*Your goal*. Check every line of the data below for "ffffff". Copy each one that has it.

[Items from an interface collection]
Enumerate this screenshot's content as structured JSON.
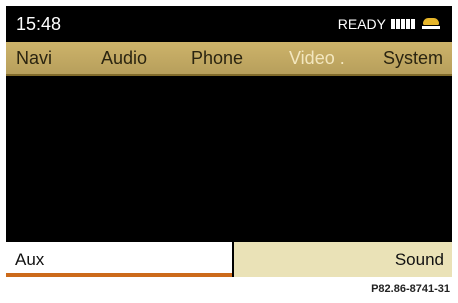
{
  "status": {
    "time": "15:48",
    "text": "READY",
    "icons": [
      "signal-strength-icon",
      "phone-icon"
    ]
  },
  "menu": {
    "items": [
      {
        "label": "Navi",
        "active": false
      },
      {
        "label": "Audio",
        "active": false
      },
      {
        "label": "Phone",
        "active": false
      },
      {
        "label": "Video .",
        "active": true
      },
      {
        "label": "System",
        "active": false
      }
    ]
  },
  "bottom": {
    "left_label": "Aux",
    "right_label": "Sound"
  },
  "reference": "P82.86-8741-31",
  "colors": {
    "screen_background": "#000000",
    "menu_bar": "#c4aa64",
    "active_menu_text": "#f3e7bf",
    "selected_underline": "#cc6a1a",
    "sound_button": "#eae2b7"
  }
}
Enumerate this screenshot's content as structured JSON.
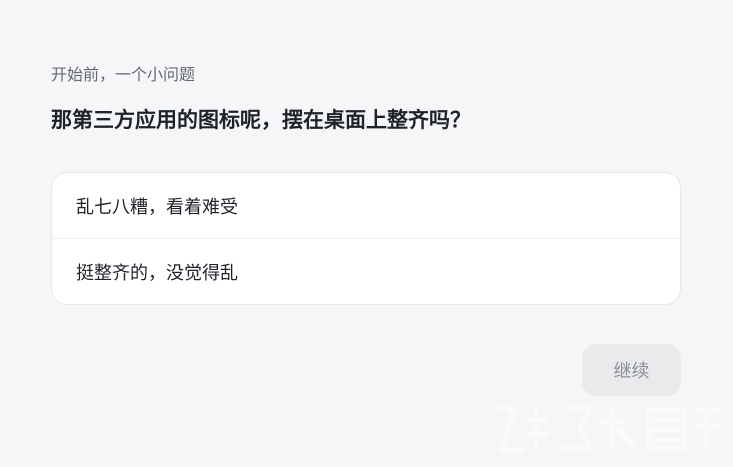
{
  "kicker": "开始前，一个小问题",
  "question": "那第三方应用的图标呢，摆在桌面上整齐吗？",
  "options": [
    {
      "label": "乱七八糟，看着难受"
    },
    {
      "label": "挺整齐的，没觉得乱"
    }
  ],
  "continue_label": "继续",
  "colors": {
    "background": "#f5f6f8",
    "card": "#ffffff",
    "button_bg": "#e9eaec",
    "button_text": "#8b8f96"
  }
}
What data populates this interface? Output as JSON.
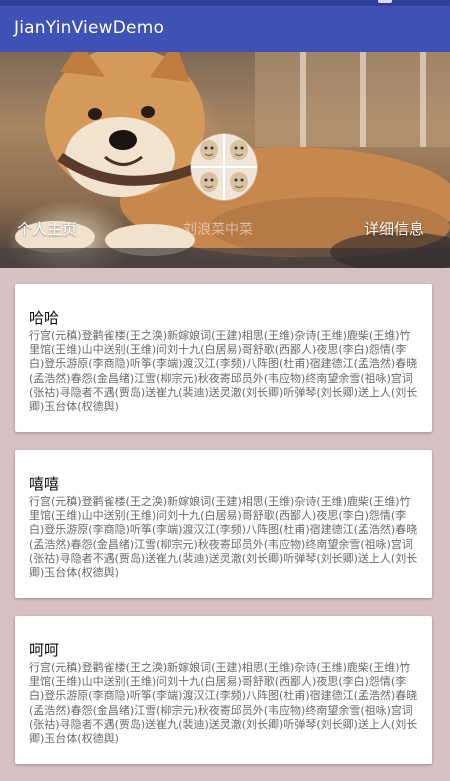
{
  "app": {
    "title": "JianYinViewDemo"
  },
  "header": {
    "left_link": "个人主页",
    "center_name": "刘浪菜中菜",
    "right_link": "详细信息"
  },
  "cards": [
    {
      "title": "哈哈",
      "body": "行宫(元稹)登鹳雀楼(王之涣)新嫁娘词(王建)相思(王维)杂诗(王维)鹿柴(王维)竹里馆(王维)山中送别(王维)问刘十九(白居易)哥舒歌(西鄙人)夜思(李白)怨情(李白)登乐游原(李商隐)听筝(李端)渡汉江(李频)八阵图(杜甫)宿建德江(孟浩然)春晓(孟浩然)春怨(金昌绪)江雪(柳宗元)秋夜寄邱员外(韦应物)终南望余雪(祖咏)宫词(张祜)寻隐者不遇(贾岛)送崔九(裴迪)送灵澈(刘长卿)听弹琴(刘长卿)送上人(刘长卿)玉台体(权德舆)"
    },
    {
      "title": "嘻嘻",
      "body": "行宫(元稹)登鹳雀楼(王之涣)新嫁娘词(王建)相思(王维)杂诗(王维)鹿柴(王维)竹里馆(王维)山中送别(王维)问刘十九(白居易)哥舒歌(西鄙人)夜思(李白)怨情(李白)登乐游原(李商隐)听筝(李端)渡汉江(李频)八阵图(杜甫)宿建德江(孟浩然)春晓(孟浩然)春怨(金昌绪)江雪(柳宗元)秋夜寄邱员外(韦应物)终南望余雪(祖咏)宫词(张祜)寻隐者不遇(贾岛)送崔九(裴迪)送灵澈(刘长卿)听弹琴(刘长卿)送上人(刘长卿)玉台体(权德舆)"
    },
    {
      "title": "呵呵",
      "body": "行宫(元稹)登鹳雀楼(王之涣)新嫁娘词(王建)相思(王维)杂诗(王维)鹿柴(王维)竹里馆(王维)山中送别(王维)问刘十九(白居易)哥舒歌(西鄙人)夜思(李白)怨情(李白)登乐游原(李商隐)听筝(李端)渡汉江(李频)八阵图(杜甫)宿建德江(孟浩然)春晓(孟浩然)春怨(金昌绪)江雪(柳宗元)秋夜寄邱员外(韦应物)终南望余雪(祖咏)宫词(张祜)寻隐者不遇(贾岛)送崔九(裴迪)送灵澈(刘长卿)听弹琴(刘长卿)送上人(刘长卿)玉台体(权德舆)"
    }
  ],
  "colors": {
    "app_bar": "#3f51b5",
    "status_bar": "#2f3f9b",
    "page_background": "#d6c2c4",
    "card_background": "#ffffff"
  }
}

*Answer area*.
    "card": "#ffffff",
    "card_background": "#ffffff"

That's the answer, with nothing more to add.